For context, I'm running a two battery system in the camper with a Goal Zero Yeti 400 (https://www.goalzero...-power-station/) chained to a 12v deep cycle lead acid battery of the same size (https://www.goalzero...cement-battery/). Using this system, I can plug a solar panel into the Yeti 400 when the car is parked, and the chained battery is attached the the camper's ring terminal connectors. I run a domestic CFX3 50 IM fridge, which has pretty descent power draw. Currently, the goal zero battery is indicating that my batteries are 80% charged. Using a multimeter, I measured the chained battery at 12.4 volts (12.3 when the fridge is running).

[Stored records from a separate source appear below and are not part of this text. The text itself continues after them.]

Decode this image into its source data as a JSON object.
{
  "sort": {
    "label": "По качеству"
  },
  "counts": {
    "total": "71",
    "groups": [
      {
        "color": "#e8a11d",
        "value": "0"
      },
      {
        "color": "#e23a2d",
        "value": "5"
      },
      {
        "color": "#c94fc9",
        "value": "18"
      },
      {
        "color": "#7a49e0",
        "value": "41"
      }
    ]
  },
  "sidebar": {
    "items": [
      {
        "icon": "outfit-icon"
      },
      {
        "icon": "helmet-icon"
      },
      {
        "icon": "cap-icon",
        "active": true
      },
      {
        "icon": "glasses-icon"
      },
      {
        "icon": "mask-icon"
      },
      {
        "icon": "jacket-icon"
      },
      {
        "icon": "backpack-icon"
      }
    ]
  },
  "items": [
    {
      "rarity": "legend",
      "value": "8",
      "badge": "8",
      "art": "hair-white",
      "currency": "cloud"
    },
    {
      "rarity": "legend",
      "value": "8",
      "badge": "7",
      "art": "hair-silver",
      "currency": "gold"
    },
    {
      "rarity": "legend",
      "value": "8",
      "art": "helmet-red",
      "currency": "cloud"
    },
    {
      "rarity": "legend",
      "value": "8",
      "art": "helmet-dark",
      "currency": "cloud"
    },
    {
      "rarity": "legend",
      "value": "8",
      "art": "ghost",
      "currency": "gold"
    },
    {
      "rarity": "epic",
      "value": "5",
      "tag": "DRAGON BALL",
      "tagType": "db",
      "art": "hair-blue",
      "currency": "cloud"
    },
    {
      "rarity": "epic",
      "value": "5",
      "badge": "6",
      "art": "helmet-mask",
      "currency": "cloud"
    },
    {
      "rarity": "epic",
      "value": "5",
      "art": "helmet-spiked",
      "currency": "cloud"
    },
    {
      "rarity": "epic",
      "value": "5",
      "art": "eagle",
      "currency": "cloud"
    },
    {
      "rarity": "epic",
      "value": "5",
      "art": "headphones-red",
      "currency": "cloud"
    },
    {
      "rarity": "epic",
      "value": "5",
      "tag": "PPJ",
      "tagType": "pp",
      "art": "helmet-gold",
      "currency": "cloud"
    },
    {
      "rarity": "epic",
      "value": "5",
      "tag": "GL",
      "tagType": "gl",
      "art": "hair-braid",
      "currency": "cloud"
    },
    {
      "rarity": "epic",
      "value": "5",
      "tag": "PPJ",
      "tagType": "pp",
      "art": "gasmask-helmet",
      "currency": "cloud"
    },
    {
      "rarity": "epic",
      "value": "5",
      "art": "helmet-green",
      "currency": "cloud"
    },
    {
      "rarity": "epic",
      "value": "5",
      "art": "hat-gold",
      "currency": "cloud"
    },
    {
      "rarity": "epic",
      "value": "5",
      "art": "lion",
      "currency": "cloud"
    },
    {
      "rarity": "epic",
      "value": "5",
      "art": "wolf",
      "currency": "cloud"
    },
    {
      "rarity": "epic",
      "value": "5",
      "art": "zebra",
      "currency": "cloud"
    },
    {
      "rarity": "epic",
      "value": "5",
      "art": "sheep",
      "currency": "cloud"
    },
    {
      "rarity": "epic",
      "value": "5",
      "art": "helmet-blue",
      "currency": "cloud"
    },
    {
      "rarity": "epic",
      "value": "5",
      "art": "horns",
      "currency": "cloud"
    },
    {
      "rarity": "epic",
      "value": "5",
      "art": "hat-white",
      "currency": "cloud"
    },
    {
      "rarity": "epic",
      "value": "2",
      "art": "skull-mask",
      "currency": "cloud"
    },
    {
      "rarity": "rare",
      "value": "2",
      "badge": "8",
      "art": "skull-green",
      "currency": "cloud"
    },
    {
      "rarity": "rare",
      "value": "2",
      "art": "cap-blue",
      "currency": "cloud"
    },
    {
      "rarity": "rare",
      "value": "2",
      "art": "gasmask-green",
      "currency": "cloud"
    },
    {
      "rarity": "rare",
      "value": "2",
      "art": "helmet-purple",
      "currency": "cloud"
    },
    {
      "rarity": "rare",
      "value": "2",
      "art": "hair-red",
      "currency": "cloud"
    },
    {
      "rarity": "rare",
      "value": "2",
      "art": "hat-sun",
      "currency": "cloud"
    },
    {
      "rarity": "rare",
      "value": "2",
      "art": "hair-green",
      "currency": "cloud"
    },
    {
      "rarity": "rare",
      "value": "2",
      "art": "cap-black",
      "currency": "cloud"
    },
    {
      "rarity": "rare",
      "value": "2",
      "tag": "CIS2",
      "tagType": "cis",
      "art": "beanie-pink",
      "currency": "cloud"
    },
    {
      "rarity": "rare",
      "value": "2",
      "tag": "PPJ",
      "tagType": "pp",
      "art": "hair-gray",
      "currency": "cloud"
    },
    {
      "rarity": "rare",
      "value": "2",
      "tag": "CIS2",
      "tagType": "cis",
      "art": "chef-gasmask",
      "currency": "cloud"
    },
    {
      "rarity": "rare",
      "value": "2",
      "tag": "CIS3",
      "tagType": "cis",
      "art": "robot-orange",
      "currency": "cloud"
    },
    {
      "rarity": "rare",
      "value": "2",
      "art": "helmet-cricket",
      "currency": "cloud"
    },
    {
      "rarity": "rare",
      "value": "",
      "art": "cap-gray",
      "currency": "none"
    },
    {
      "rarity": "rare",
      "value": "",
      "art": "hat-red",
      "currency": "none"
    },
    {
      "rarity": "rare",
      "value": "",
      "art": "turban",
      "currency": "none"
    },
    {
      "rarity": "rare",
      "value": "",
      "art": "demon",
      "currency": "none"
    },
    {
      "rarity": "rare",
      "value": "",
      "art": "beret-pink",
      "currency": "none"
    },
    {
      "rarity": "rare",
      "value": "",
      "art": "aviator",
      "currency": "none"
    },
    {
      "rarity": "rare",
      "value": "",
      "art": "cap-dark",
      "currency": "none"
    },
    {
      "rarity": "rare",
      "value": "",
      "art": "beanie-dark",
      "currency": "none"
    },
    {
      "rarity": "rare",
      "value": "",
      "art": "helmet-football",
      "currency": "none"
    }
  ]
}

The stock Sure Power isolator says in the manual that it will detach the system (i.e. not charge) if the camper battery drops below 12.4-12.9 volts. This explains why it clicks on and off. It is trying to charge the camper battery, but the voltage is too low, so it cuts out. I saw a post where someone replaced their Sure Power isolator with a Blue Sea ML-ACR, which many people consider a superior product. However, the Blue Sea product STILL shuts off when the camper battery drops below 12.5V. The only reason this fix worked is because the ML-ACR includes an override switch to bypass the separator.
So yes, for an additional cost and a bunch of frustrating installation labor, I could switch to the Blue Sea separator and have a fancy switch to force the batteries to charge while driving, but that seems pretty silly. I'm having a hard time understanding why the cutoff voltage is so high on all of these products. Based on voltage diagrams I've seen for typical 12V batteries, both of these isolators are only able to charge the camper batteries from 90 to 100 percent, but will not work if the battery drops below 90%. That seems absurd. Aren't these supposed to be deep cycle batteries after all? Shouldn't there be a product that can charge them up when they are more drained as long as the alternator is firing? Is there something I'm missing here? Thanks for your help!